they independently began assessing their carbon footprint in 2002
using ADEME's first-generation software and began a carbon reduction
plan in 2003. Champagne CIVC is working with wine producers in
Bordeaux and Burgundy to undertake a similar analysis. Currently,
the Champagne producers are not labeling their products as "green,"
but anxiously await the "Grenelle 2" legislation and the final
carbon label regulations. They are also hoping to reduce their
carbon footprint before France implements a carbon tax, now being
debated in Parliament.

A Uniform Methodology: The Devil's In the Details
--------------------------------------------- -----
6. (U) Comment: A scientifically-based, uniform carbon assessment
methodology is crucial to any effort to develop a label that gives
consumers real choices. Defining the outer limits of the carbon
footprint is especially challenging. Aside from the obvious carbon
impact of long-distance transportation, U.S. companies may find
themselves disadvantaged by any unilateral French system. While
AFNOR, ADEME, and the U.S. Environmental Protection Agency are
reportedly all working on a common methodology, trade considerations
are not currently part of the mix. Carbon labeling, whatever its
merits, could present significant trade challenges to U.S. producers
and EU single market goals.

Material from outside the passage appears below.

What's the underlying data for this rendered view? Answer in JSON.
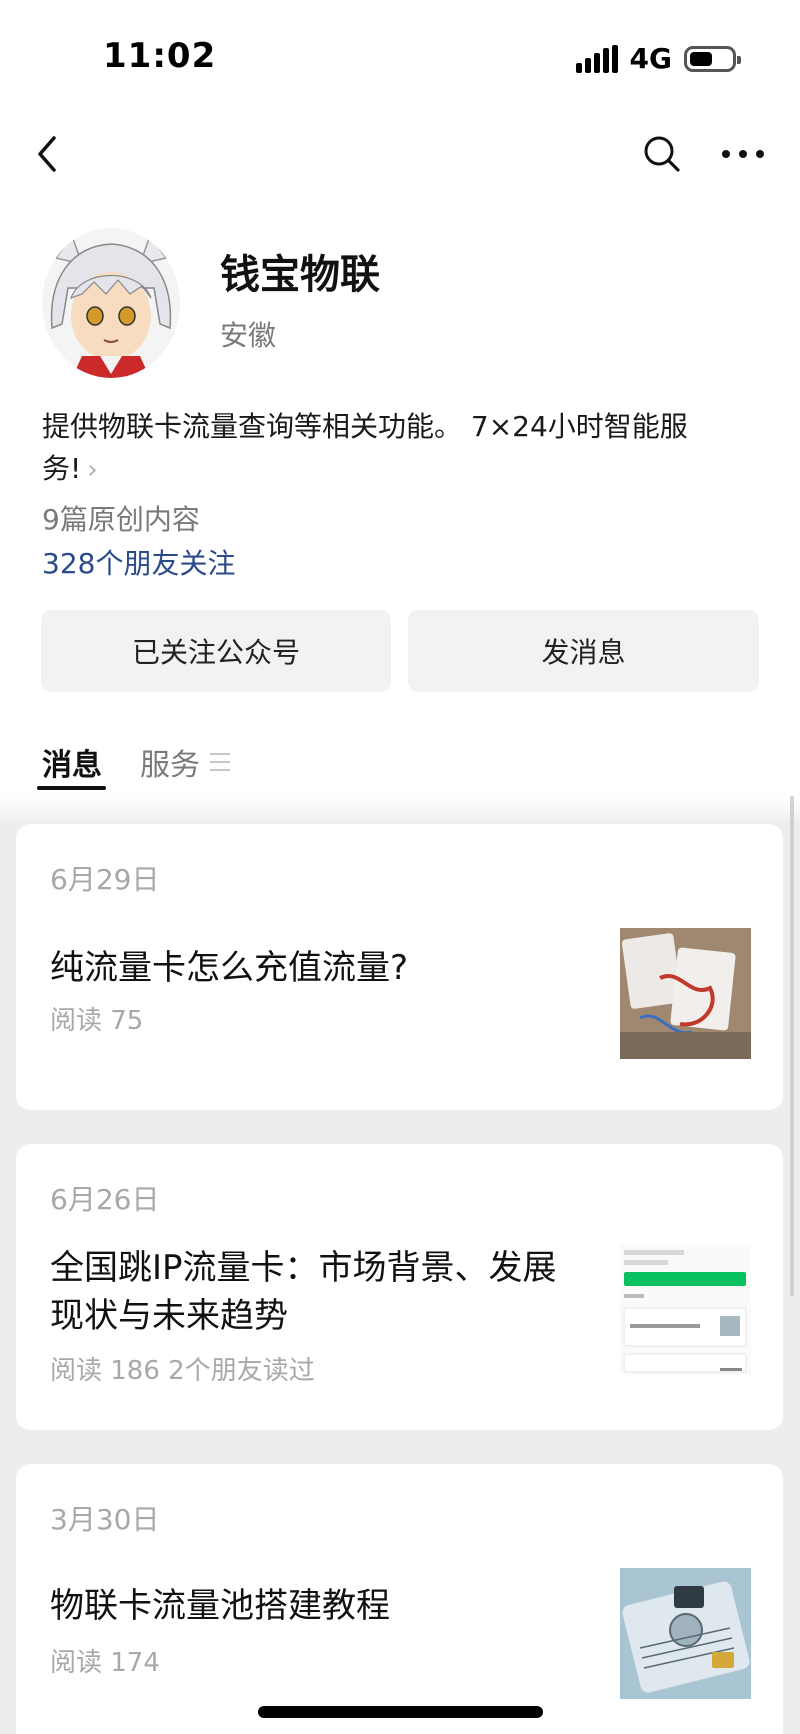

© Scoop Media

World Headlines


UN News: Vaccine Inequity Triggers ‘Huge Disconnect’ Between Countries

Although COVID-19 cases and deaths continue to decline globally for a second consecutive week, the UN health agency chief said on Monday that “a huge disconnect” is mounting between some highly vaccinated countries, which see the pandemic as largely resolved, ... More>>

Save The Children: Almost 60 Children Killed In Gaza In The Last Week Alone

Save the Children is calling for an immediate ceasefire by all parties, as 58 children[i] in Gaza and two children in southern Israel have been killed in the last week. More than a thousand people in Gaza, including 366 children[ii], have also been injured. ... More>>

IPPPR: The Independent Panel Calls For Urgent Reform Of Pandemic Prevention And Response Systems

Expert independent panel calls for urgent reform of pandemic prevention and response systems The Independent Panel for Pandemic Preparedness and Response is today calling on the global community to end the COVID-19 pandemic and adopt a series of bold and ... More>>

Focus On: UN SDGs

ILO Voices: A Future With Hope, Free From Bonded Labour

By Padma Kumari Tamata Formerly in bonded labour, Padma Kumari Tamata is now a farmer, and grows and sells her own vegetables in the Kanchanpur district of Nepal. My name is Padma and I come from Vashi, a small hamlet in Nepal’s far-west Kanchanpur district. ... More>>

UN: Economic Recovery Under Threat Amid Surging COVID Cases And Lagging Vaccination In Poorer Countries

New York, 11 May — While the global growth outlook has improved, led by robust rebound in China and the United States, surging COVID-19 infections and inadequate vaccination progress in many countries threaten a broad-based recovery of the world ... More>>

Study: Cut Methane Emissions To Avert Global Temperature Rise

6 May 2021 Methane emissions caused by human activity can be reduced by up to 45 per cent this decade, thus helping to keep global temperature rise to 1.5 degrees Celsius in line with the Paris Agreement on climate change, according to a UN-backed ... More>>